■ Source material ■
[Start of section]

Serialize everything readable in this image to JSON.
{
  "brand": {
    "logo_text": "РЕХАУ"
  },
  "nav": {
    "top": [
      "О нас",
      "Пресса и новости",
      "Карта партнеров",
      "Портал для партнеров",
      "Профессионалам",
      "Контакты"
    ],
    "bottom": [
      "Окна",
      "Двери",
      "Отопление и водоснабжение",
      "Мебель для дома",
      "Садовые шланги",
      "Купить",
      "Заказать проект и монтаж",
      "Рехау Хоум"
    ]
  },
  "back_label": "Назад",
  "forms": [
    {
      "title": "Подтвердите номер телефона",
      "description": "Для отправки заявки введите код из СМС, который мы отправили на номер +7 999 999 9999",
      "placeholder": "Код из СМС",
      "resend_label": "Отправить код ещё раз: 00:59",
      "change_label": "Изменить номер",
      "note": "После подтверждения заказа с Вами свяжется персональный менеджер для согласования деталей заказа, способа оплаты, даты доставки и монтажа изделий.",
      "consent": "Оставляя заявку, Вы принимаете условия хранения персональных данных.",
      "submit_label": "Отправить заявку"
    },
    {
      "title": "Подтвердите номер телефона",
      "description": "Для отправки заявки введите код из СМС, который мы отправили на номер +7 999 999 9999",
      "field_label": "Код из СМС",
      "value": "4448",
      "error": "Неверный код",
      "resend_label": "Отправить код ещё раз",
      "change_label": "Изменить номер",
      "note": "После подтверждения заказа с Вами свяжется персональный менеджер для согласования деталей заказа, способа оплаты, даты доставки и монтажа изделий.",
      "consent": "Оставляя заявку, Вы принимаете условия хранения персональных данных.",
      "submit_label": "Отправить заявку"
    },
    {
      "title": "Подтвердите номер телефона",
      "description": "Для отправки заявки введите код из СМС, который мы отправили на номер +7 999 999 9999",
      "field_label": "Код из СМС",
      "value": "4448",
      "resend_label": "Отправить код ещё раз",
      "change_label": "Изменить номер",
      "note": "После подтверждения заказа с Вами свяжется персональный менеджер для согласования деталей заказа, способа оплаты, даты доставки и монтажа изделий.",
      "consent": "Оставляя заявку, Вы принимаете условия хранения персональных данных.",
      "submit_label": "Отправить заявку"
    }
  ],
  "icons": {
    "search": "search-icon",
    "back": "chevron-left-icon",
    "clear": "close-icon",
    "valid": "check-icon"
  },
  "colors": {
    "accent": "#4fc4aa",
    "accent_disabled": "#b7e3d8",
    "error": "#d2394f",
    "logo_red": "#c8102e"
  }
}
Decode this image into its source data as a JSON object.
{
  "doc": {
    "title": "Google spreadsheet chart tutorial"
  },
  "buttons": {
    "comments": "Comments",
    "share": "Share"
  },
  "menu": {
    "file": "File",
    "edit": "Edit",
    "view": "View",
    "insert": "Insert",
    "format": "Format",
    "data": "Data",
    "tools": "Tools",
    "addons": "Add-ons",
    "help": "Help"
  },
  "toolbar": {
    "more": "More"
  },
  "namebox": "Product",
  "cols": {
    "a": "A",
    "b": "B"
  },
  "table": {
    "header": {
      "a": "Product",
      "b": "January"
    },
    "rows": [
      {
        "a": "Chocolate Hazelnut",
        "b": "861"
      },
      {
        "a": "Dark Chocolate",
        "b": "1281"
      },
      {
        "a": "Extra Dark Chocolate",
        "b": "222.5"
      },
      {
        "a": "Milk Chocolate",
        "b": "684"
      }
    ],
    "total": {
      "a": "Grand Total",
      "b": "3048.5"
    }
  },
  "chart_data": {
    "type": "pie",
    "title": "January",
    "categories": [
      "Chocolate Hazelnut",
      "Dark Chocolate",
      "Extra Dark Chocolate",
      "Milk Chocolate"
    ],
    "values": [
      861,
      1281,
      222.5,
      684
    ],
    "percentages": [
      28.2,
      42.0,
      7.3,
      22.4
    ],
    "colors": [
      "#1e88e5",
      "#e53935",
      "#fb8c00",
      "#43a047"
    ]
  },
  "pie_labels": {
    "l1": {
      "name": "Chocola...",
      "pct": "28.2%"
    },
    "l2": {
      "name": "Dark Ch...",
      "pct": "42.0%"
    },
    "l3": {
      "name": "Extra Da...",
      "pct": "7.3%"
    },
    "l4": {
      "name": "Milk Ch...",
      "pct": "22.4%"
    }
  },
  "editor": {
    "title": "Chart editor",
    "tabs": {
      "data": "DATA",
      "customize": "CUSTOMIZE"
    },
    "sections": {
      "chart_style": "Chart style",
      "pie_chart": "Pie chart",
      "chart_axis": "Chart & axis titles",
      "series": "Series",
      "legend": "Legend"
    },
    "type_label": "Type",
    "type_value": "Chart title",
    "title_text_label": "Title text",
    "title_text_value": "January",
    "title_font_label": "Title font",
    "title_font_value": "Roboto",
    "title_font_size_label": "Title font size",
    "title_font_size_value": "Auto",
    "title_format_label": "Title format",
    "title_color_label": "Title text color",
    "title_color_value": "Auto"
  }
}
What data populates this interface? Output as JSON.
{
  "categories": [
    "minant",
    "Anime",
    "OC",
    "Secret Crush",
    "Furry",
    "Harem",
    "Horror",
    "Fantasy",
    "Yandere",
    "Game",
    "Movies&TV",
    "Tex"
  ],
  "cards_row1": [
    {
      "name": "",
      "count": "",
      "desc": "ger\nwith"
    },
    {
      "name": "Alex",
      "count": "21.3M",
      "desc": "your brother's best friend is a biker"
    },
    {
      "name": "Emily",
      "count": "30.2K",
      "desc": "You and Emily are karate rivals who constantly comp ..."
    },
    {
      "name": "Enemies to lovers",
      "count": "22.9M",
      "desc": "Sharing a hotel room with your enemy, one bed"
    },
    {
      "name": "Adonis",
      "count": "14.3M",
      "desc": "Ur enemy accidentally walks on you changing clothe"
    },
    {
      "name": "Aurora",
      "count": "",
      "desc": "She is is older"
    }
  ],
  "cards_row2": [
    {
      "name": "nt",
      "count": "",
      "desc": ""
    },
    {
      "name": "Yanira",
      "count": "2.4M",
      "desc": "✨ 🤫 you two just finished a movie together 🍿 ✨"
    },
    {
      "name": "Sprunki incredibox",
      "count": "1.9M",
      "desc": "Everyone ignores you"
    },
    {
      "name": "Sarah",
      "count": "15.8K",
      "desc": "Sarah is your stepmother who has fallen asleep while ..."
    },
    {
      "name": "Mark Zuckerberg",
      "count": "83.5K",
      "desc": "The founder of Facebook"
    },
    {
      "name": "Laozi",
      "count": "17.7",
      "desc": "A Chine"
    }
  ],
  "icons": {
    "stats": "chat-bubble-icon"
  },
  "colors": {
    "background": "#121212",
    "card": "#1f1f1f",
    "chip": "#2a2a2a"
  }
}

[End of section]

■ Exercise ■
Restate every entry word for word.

■ Output of the exercise ■
Serialize everything readable in this image to JSON.
{
  "brand": {
    "logo_text": "РЕХАУ"
  },
  "nav": {
    "top": [
      "О нас",
      "Пресса и новости",
      "Карта партнеров",
      "Портал для партнеров",
      "Профессионалам",
      "Контакты"
    ],
    "bottom": [
      "Окна",
      "Двери",
      "Отопление и водоснабжение",
      "Мебель для дома",
      "Садовые шланги",
      "Купить",
      "Заказать проект и монтаж",
      "Рехау Хоум"
    ]
  },
  "back_label": "Назад",
  "forms": [
    {
      "title": "Подтвердите номер телефона",
      "description": "Для отправки заявки введите код из СМС, который мы отправили на номер +7 999 999 9999",
      "placeholder": "Код из СМС",
      "resend_label": "Отправить код ещё раз: 00:59",
      "change_label": "Изменить номер",
      "note": "После подтверждения заказа с Вами свяжется персональный менеджер для согласования деталей заказа, способа оплаты, даты доставки и монтажа изделий.",
      "consent": "Оставляя заявку, Вы принимаете условия хранения персональных данных.",
      "submit_label": "Отправить заявку"
    },
    {
      "title": "Подтвердите номер телефона",
      "description": "Для отправки заявки введите код из СМС, который мы отправили на номер +7 999 999 9999",
      "field_label": "Код из СМС",
      "value": "4448",
      "error": "Неверный код",
      "resend_label": "Отправить код ещё раз",
      "change_label": "Изменить номер",
      "note": "После подтверждения заказа с Вами свяжется персональный менеджер для согласования деталей заказа, способа оплаты, даты доставки и монтажа изделий.",
      "consent": "Оставляя заявку, Вы принимаете условия хранения персональных данных.",
      "submit_label": "Отправить заявку"
    },
    {
      "title": "Подтвердите номер телефона",
      "description": "Для отправки заявки введите код из СМС, который мы отправили на номер +7 999 999 9999",
      "field_label": "Код из СМС",
      "value": "4448",
      "resend_label": "Отправить код ещё раз",
      "change_label": "Изменить номер",
      "note": "После подтверждения заказа с Вами свяжется персональный менеджер для согласования деталей заказа, способа оплаты, даты доставки и монтажа изделий.",
      "consent": "Оставляя заявку, Вы принимаете условия хранения персональных данных.",
      "submit_label": "Отправить заявку"
    }
  ],
  "icons": {
    "search": "search-icon",
    "back": "chevron-left-icon",
    "clear": "close-icon",
    "valid": "check-icon"
  },
  "colors": {
    "accent": "#4fc4aa",
    "accent_disabled": "#b7e3d8",
    "error": "#d2394f",
    "logo_red": "#c8102e"
  }
}
Decode this image into its source data as a JSON object.
{
  "doc": {
    "title": "Google spreadsheet chart tutorial"
  },
  "buttons": {
    "comments": "Comments",
    "share": "Share"
  },
  "menu": {
    "file": "File",
    "edit": "Edit",
    "view": "View",
    "insert": "Insert",
    "format": "Format",
    "data": "Data",
    "tools": "Tools",
    "addons": "Add-ons",
    "help": "Help"
  },
  "toolbar": {
    "more": "More"
  },
  "namebox": "Product",
  "cols": {
    "a": "A",
    "b": "B"
  },
  "table": {
    "header": {
      "a": "Product",
      "b": "January"
    },
    "rows": [
      {
        "a": "Chocolate Hazelnut",
        "b": "861"
      },
      {
        "a": "Dark Chocolate",
        "b": "1281"
      },
      {
        "a": "Extra Dark Chocolate",
        "b": "222.5"
      },
      {
        "a": "Milk Chocolate",
        "b": "684"
      }
    ],
    "total": {
      "a": "Grand Total",
      "b": "3048.5"
    }
  },
  "chart_data": {
    "type": "pie",
    "title": "January",
    "categories": [
      "Chocolate Hazelnut",
      "Dark Chocolate",
      "Extra Dark Chocolate",
      "Milk Chocolate"
    ],
    "values": [
      861,
      1281,
      222.5,
      684
    ],
    "percentages": [
      28.2,
      42.0,
      7.3,
      22.4
    ],
    "colors": [
      "#1e88e5",
      "#e53935",
      "#fb8c00",
      "#43a047"
    ]
  },
  "pie_labels": {
    "l1": {
      "name": "Chocola...",
      "pct": "28.2%"
    },
    "l2": {
      "name": "Dark Ch...",
      "pct": "42.0%"
    },
    "l3": {
      "name": "Extra Da...",
      "pct": "7.3%"
    },
    "l4": {
      "name": "Milk Ch...",
      "pct": "22.4%"
    }
  },
  "editor": {
    "title": "Chart editor",
    "tabs": {
      "data": "DATA",
      "customize": "CUSTOMIZE"
    },
    "sections": {
      "chart_style": "Chart style",
      "pie_chart": "Pie chart",
      "chart_axis": "Chart & axis titles",
      "series": "Series",
      "legend": "Legend"
    },
    "type_label": "Type",
    "type_value": "Chart title",
    "title_text_label": "Title text",
    "title_text_value": "January",
    "title_font_label": "Title font",
    "title_font_value": "Roboto",
    "title_font_size_label": "Title font size",
    "title_font_size_value": "Auto",
    "title_format_label": "Title format",
    "title_color_label": "Title text color",
    "title_color_value": "Auto"
  }
}
What data populates this interface? Output as JSON.
{
  "categories": [
    "minant",
    "Anime",
    "OC",
    "Secret Crush",
    "Furry",
    "Harem",
    "Horror",
    "Fantasy",
    "Yandere",
    "Game",
    "Movies&TV",
    "Tex"
  ],
  "cards_row1": [
    {
      "name": "",
      "count": "",
      "desc": "ger\nwith"
    },
    {
      "name": "Alex",
      "count": "21.3M",
      "desc": "your brother's best friend is a biker"
    },
    {
      "name": "Emily",
      "count": "30.2K",
      "desc": "You and Emily are karate rivals who constantly comp ..."
    },
    {
      "name": "Enemies to lovers",
      "count": "22.9M",
      "desc": "Sharing a hotel room with your enemy, one bed"
    },
    {
      "name": "Adonis",
      "count": "14.3M",
      "desc": "Ur enemy accidentally walks on you changing clothe"
    },
    {
      "name": "Aurora",
      "count": "",
      "desc": "She is is older"
    }
  ],
  "cards_row2": [
    {
      "name": "nt",
      "count": "",
      "desc": ""
    },
    {
      "name": "Yanira",
      "count": "2.4M",
      "desc": "✨ 🤫 you two just finished a movie together 🍿 ✨"
    },
    {
      "name": "Sprunki incredibox",
      "count": "1.9M",
      "desc": "Everyone ignores you"
    },
    {
      "name": "Sarah",
      "count": "15.8K",
      "desc": "Sarah is your stepmother who has fallen asleep while ..."
    },
    {
      "name": "Mark Zuckerberg",
      "count": "83.5K",
      "desc": "The founder of Facebook"
    },
    {
      "name": "Laozi",
      "count": "17.7",
      "desc": "A Chine"
    }
  ],
  "icons": {
    "stats": "chat-bubble-icon"
  },
  "colors": {
    "background": "#121212",
    "card": "#1f1f1f",
    "chip": "#2a2a2a"
  }
}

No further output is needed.